The spokesperson said HIPAA prevents them from releasing any information that may be used, “even through the process of elimination,” to identify someone, including specific locations of individuals, such as a person’s address, without their consent.
Law professor at the University of Texas Elizabeth Sepper said HIPAA can often be misused.
“HIPAA is easy to invoke and is hard to understand, and health care providers are scared of it, so it has often been used it as a shield to prevent information from getting out,” she said.
She pointed to the fact that many states are disclosing where infections are in nursing homes.
“Letting people there know are a certain number of cases in a nursing home is highly unlikely to run into any of these privacy protections. It’s not about an individual, it’s about a population. Now if you were to disclose addresses of single residences, that would go too far,” Sepper said.
She gave an example of how health information was being used in a de-identified way: Austin has released the number of cases in various zip codes.
“I think who this most affects are residents and their families who need to make decisions with full information. Are they be safe where they are living? Or will they be safer somewhere else?”
Sepper said it’s undeniable that many long-term care facilities will have cases of COVID-19, but she explained that what families don’t want to see in their loved ones’ home is a “spread” of cases.
“You want to see that these facilities are able to contain and to prevent infection,” she said.
James G. Hodge, Director at the Network for Public Health Law, said public concerns like that have to be balanced with these residents’ privacy.
“These are such sensitive matters,” he said.
He said state privacy laws can vary, and so can emergency declarations during a health crisis, so that was why we’ve seen such different responses nationwide.
“What they disseminate publicly is up to state health departments — some of which are more super sensitive about the type of info they disclose.

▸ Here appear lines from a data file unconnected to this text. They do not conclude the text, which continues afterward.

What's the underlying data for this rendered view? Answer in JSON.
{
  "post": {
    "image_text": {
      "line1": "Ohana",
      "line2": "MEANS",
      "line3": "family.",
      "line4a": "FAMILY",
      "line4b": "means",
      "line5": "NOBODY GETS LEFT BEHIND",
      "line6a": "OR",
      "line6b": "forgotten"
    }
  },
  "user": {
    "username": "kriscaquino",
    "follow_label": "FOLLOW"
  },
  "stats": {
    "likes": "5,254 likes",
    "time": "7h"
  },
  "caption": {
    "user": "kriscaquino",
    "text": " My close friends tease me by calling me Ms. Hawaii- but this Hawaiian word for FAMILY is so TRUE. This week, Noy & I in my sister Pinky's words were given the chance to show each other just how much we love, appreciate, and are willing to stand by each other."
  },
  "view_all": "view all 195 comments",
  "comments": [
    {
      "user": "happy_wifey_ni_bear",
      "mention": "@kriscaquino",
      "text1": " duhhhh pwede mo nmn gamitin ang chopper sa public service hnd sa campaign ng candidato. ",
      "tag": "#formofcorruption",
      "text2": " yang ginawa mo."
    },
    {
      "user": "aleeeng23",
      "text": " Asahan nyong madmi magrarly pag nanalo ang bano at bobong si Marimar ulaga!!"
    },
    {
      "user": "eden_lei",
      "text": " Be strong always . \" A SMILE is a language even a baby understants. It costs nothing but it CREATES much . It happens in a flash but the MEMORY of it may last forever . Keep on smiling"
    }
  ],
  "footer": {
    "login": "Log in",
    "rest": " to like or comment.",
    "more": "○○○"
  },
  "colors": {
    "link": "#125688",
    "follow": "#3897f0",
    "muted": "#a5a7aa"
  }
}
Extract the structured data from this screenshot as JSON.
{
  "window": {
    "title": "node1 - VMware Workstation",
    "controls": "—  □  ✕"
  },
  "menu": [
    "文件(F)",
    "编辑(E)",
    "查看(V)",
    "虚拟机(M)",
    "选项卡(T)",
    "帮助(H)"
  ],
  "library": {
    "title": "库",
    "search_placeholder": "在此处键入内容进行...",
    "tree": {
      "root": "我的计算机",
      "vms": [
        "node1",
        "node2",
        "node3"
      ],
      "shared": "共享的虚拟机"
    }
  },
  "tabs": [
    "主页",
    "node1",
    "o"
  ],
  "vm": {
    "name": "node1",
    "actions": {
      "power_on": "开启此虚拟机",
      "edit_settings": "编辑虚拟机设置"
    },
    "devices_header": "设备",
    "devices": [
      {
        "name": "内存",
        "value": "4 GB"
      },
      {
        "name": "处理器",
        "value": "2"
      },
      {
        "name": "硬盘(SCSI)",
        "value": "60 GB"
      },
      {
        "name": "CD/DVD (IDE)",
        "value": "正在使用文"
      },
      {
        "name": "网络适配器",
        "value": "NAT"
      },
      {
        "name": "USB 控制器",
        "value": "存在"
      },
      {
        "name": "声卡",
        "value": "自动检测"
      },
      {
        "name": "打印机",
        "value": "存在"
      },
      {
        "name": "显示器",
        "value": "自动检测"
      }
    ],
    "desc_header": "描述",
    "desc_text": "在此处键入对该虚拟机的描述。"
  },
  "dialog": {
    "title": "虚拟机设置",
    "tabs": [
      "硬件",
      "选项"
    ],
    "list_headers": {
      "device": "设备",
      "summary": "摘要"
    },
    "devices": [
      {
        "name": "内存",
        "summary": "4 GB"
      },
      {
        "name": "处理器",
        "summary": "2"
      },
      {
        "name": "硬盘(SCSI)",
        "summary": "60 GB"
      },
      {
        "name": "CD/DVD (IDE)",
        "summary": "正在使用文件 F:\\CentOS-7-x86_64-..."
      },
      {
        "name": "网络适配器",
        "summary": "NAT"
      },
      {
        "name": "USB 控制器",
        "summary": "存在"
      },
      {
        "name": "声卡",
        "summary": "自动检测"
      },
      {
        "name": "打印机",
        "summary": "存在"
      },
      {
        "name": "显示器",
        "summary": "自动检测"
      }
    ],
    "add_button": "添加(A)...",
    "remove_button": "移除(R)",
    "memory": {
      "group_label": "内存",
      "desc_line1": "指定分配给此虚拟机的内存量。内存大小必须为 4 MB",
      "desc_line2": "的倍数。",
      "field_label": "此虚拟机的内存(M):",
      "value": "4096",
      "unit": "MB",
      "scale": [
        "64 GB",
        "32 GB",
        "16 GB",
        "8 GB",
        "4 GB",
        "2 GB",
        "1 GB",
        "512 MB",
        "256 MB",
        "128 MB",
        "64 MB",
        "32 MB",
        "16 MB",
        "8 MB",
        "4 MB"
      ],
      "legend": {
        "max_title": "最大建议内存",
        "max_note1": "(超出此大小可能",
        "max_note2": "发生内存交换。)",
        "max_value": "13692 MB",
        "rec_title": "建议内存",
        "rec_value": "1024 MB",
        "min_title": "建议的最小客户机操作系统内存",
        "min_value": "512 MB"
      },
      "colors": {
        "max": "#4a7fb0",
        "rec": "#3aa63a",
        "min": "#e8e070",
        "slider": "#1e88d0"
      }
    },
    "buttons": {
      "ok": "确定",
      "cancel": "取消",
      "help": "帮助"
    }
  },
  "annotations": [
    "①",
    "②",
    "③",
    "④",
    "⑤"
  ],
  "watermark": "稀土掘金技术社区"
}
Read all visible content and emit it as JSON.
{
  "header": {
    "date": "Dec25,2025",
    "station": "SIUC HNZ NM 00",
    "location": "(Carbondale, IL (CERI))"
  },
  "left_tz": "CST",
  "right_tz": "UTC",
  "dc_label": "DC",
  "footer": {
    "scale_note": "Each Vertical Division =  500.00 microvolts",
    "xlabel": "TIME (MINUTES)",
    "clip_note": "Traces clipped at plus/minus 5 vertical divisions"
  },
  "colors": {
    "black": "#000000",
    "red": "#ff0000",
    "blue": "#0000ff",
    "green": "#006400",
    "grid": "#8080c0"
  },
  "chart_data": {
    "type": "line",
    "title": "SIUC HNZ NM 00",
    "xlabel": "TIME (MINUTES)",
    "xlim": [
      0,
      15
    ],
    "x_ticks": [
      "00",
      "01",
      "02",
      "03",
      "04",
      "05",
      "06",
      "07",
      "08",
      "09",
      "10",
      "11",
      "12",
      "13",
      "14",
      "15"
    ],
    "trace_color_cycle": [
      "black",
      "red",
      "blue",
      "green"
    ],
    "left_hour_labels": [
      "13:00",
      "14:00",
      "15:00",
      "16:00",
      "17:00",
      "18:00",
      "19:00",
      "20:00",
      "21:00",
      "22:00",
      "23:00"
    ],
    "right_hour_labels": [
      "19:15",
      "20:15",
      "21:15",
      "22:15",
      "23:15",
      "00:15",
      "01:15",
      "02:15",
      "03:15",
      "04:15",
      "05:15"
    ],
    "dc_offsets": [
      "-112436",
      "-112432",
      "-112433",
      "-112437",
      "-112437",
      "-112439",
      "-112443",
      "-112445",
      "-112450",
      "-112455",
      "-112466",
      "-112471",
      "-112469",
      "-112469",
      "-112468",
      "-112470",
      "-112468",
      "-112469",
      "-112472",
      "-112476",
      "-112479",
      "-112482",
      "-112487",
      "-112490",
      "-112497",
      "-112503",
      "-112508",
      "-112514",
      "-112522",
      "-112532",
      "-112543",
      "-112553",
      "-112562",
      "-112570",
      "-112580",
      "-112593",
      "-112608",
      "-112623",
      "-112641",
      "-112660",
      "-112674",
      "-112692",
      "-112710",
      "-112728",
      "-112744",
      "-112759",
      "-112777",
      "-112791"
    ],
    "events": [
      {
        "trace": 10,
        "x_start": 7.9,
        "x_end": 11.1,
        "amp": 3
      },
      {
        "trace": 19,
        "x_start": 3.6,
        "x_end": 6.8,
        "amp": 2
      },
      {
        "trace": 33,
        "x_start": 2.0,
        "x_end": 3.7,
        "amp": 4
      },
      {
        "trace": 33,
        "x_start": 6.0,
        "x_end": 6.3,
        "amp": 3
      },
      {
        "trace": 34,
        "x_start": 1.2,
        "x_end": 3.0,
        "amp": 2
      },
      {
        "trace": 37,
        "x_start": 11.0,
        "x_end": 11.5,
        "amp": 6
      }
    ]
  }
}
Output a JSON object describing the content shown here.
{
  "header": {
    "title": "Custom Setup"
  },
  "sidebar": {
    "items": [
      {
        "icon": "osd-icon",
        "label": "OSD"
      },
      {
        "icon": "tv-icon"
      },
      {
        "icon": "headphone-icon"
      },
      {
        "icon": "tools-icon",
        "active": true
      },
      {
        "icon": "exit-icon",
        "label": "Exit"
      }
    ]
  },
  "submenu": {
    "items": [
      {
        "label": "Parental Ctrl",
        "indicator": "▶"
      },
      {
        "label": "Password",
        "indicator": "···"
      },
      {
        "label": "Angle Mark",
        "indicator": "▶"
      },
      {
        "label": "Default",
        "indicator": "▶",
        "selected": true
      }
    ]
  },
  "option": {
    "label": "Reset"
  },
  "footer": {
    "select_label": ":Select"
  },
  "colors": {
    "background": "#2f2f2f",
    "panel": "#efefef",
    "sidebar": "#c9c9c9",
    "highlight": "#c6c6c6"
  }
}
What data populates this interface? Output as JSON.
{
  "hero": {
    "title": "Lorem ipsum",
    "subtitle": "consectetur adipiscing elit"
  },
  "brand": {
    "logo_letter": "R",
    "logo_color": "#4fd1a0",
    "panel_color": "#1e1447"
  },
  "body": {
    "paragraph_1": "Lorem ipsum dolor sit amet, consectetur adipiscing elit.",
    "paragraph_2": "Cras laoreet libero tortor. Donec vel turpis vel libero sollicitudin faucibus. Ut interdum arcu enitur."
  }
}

What they don’t want to do is reveal the identity of certain patients,” he said. “In other jurisdictions, they are more conscientious, saying ‘Hey, if we can put out aggregate data about non-specific cases, we are going to share that with the community so they can make good judgments.'”
He said even releasing generic data can risk identifying a COVID-19 patient sometimes by the process of elimination.
Still, Hodge emphasized the importance of facilities reporting accurate numbers to local and state health officials.
“It’s about making sure state public health authorities know where the real risks lie, so they can notify EMS and other providers as well,” he said.
Dr. Catherine Troisi, an epidemiologist with the School of Public Health at UTHealth in Houston, said she’s not sure what the general public would gain by knowing which facilities have cases.
However, she said it is important for residents, family and staff members to be informed about a case. Most importantly, it is vital for health departments to be collecting this data, in order to do “contact tracing” and prevent the spread of the virus.
“There’s a difference in what’s being released to health departments and to the general public,” she said. “Health departments are getting the information. However, that’s assuming that residents are being tested. That’s not always happening for a variety of reasons.”
She said since only positive cases are being reported, there is “undoubtedly” going to be under-reported numbers.
Hodge said he expects there to be instances later on where it’s proven cases were under-reported, due to a lack of adequate testing. He also explained that in some cases, there may be an ongoing investigation into how reporting was handled at a facility, and that could delay any release of data.
“More times than not though, quite honestly, it really is about making sure we are not allowing for letting the community to identify specific patients, and more importantly we are not providing false or misleading information about a certain facility.”